For every packet RC4 is newly initialized as the key (IV+KBSS) differs from packet to packet. The initalisation of RC4 creates a permutation of the array S[ ] based on the packet key according to the following algorithm:
Finally the packet's content is XOR'ed with the generated key stream as described in point 6.2.. Each generation of one byte for the key stream changes the internal state of the RC4 (to be exact, it permutes the internal array) according to the following algorithm:
Here, n is 256
Klein's attack on RC4 is based on the fact, that only the (public) IV changes, but the secret root key K^BSS is fixed. Therefore the packet keys are similar to a certain extend.
K is the packet key, X is the packet key stream and we have m bytes
According to permutation theory the following can be observed: If we have the first i bytes of the packet key and the i-th byte of the key stream, we have a (higher than random) chance to calculate the (i+1)th byte of the packet key.
Multiple Key Byte Extension
Using Klein's attack it is possible to completely recover all bytes of the secret key if enough samples are available. However this attack has the following two disadvantages:
- For each key byte all initialization vectors and all key streams have to be processed, which is very expensive.
- Because the attack is based on some statistics and assumptions, it is possible to recover a key byte that is not correct. If this happens all key bytes after this falsely guessed key byte are also wrong and have to be recomputed.
Tews, Weinmann & Pyshkin improved the attack presented by Klein to be able to compute the secret key bytes independently from each other, which significantly reduces the overall computation time. They developed an approximation so the recovery algorithm only depends on the first three key bytes, which is the unencrypted initialization vector and is always known. Using this approximation together with a key ranking method & an error correction function for strong keys they are able to recover the correct key.
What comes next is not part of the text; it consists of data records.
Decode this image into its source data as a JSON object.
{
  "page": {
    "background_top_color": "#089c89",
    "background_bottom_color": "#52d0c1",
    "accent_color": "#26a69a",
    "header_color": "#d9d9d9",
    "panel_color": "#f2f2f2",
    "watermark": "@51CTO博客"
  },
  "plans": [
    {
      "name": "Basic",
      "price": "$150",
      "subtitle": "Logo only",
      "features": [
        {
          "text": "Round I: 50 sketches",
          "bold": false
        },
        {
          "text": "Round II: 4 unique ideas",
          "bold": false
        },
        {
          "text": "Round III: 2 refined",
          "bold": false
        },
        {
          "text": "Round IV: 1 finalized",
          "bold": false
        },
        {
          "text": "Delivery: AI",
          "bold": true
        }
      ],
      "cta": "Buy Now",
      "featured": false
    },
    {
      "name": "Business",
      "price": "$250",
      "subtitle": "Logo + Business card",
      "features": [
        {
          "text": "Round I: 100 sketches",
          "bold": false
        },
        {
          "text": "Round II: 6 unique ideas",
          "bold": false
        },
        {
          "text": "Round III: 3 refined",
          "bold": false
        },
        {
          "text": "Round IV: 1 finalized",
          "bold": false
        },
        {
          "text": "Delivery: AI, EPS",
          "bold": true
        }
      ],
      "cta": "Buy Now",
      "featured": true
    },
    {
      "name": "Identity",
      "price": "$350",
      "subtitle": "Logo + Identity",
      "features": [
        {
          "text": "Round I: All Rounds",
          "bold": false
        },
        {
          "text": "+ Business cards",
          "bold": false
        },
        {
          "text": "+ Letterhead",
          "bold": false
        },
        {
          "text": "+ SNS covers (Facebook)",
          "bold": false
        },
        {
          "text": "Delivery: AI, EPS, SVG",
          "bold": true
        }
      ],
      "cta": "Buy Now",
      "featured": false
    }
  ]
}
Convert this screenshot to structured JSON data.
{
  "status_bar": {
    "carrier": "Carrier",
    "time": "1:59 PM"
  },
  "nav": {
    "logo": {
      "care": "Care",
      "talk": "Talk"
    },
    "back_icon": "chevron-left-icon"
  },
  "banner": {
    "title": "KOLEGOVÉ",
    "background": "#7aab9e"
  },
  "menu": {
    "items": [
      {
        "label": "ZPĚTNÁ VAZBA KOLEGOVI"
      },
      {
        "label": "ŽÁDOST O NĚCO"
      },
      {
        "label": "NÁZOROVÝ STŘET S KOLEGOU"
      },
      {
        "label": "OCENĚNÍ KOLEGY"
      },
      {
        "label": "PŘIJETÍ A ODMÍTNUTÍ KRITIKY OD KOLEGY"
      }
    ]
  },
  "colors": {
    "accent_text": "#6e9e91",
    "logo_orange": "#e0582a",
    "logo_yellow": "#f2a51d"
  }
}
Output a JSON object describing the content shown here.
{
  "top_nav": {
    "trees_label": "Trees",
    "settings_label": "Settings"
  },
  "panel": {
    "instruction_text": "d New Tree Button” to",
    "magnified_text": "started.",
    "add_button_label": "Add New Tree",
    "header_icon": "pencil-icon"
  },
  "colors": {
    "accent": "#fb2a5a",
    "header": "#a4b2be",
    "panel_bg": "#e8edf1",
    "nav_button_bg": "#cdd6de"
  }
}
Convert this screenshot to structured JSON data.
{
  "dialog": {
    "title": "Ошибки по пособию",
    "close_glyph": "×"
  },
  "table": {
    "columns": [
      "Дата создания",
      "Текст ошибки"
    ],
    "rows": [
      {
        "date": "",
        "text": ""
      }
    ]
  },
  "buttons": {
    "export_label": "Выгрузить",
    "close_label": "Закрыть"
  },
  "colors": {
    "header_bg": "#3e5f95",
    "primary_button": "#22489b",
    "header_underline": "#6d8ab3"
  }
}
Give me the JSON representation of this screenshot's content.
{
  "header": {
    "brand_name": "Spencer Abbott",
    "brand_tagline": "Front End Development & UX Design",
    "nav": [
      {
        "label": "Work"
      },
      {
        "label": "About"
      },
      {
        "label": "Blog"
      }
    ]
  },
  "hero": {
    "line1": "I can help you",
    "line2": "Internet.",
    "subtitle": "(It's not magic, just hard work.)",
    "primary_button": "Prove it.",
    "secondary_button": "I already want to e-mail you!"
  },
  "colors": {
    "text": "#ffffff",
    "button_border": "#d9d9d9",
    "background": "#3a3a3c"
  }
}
The Link Layer Control & ARP Header Problem
The above attack on the RC4 algorithm assumes that not only the initialization vector, but also some bytes from the key stream are known to an attacker. These key stream bytes are collected by exploiting another weakness in the protocol. In most networks the TCP/IP and ARP protocols are used for communication. If a station wants to connect to another computer using TCP/IP it has to know the hardware address of the communication partner. The ARP protocol is used to discover hardware addresses for given internet addresses. So if a sender wants to send something to another station and doesn't know the hardware address of the receiver, it first has to send an ARP request to the hardware broadcast address. The station with the requested internet address replies to this request with an ARP response telling the sender it's internet address.
These ARP requests and responses are packed into the encrypted data section of a WEP packet. The problem hereby is, that the length of a packet is not masked by the encryption, and that the ARP requests and responses, as well as the link layer headers are always fixed. This enables an attacker to identify encrypted ARP packets by it's length. XOR'ing these encrypted packets with the fixed protocol header values the attacker is able to extract the first 16 bytes of the key stream. Since the ARP protocol has no protection against re-injection an attacker can write a captured ARP request back to the network which results in another (or two, if an access point is involved) ARP response. All these responses to the injected ARP request can be used by the attacker to recover the first bytes of the key streams.
To successfully recover a 104 bit WEP key there are 40.000 packets needed for a success probability of 50% and 85.000 packets having a success probability of 95%. Depending on the network this can usually be accomplished in less than a minute.